    “Ieva ļoti jauka...” “,” Jorens piekrīt — “Ieva (is) very nice...” “Yes,” Jorens agreed
    “Cik stipri smaržo šīs puķes...” “, smaržo...” — “how Htrongly these flowers smell...” “Yes, they do...”
    Ira apmierināta klausās. , tā ir īsta pasaka. — Ira listened, satisfied. Yes, this is a true fairy tale.
    , te kalnos bija sava dzīve, savas paražas, sava morāleYes, here in the mountains (they have) their own life, their own habits, their own morality
  2. used in a question to invite confirmation, like an English tag question; yes? right?

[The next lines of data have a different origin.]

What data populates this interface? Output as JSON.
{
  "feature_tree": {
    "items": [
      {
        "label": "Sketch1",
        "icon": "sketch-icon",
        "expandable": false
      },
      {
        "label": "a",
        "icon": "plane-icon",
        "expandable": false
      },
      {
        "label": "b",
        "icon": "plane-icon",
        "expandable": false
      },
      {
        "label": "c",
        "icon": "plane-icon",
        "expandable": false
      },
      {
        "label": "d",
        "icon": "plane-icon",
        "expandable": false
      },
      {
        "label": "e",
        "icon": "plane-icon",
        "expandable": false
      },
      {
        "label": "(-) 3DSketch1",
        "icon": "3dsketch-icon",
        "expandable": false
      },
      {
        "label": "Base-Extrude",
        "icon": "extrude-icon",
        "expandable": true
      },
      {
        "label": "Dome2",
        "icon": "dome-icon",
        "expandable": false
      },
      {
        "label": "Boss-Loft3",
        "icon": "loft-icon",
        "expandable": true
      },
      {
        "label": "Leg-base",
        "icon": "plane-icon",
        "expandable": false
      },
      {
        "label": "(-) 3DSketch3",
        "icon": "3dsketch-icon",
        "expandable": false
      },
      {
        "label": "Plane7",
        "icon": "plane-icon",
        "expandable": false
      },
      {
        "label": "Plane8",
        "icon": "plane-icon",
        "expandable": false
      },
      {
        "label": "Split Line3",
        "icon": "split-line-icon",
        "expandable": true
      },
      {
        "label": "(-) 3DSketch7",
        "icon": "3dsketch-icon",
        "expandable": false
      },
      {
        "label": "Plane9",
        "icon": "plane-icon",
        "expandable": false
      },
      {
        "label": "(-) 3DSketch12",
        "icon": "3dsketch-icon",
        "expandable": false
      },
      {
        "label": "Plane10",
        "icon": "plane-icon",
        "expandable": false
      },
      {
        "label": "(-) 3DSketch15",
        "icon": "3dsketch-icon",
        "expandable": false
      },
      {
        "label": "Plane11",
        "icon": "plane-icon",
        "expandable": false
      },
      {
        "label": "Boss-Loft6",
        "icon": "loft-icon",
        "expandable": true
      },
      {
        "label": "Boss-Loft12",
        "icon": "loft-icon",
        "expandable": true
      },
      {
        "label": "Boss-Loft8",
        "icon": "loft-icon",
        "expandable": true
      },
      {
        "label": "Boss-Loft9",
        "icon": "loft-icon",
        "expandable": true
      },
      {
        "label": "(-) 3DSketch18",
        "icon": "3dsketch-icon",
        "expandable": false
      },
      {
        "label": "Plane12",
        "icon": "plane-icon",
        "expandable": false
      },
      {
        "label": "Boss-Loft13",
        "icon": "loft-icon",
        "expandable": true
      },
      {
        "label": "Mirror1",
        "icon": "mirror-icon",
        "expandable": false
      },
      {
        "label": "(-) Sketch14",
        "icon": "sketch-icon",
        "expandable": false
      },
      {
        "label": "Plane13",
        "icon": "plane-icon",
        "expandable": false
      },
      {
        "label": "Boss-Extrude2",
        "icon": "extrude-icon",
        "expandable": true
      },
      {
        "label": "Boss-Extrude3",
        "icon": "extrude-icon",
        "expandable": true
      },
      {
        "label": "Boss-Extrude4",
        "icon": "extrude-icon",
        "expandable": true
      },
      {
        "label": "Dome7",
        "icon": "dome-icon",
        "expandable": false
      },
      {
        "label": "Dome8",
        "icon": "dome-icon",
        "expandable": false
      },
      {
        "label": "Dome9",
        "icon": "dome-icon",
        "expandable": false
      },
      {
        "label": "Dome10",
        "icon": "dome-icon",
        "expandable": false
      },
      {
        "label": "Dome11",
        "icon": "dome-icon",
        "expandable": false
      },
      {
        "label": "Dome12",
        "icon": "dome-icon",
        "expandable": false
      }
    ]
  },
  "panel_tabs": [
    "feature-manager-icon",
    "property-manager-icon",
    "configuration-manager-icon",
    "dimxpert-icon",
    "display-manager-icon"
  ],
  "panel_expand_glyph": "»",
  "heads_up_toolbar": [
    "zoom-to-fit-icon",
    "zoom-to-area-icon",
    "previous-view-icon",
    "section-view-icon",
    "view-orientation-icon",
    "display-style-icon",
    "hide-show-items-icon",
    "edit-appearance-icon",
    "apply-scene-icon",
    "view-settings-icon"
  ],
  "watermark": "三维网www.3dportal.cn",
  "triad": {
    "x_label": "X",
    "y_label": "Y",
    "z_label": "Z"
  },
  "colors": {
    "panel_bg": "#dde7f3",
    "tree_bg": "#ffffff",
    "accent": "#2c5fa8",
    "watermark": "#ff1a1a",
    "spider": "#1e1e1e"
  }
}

    “Nu viss pagalam, Birkenbaum? ?” “Laikam”, puisis atbildēja — “Well, it's all bygones, Birkenbaum? Right?” “Maybe,” the young man answered
    “Te jūs dzīvojat, bet otrā pusē Kaspartēvs, ?” Ieva jautā. “Un Kasparmāte,”, zēns precizē — “Here you all live, and on the other side father Kaspar, right?” “And also mother Kaspar,” the young man stated
  3. used to react to a call; yes?
    “Marina!” “.” “Nāc!” — “Marina!” “Yes.” “Come (here)!”
    “Jāni!” “, es tepat esmu!” — “Jānis!” “Yes, I'm right here
    “Joren”, Ieva pasauc. “?” “Nekas; es tikai gribēju paskatīties uz tevi” — “Joren,” Ieva called. “Yes?” “Nothing; I just wanted to look at you”
  4. used as a noun, generally with teikt or sacīt, to indicate a positive answer to a proposal
    “Skaties, kas par jaukumu visapkārt, un šitādā laikā tu par precēšanos vari domāt!” “Mīļo Lienīte, sāki nu “”, saki nu “”!” — “Look, all this beauty around us, and at such a moment you can still think about marriage!” “Dear Lienīte, say yes, say yes!”
    “Zini, ja tā lieta, par kuru tu vienmēr sapņo un stāsti, iznāktu tāda, tad es teiktu - .” — “You know, if that thing that you're always talking and dreaming about were to happen like that, then I would say - yes.”



  1. ^ Karulis, Konstantīns (1992), “”, in Latviešu Etimoloģijas Vārdnīca (in Latvian), Rīga: AVOTS, ISBN 9984-700-12-7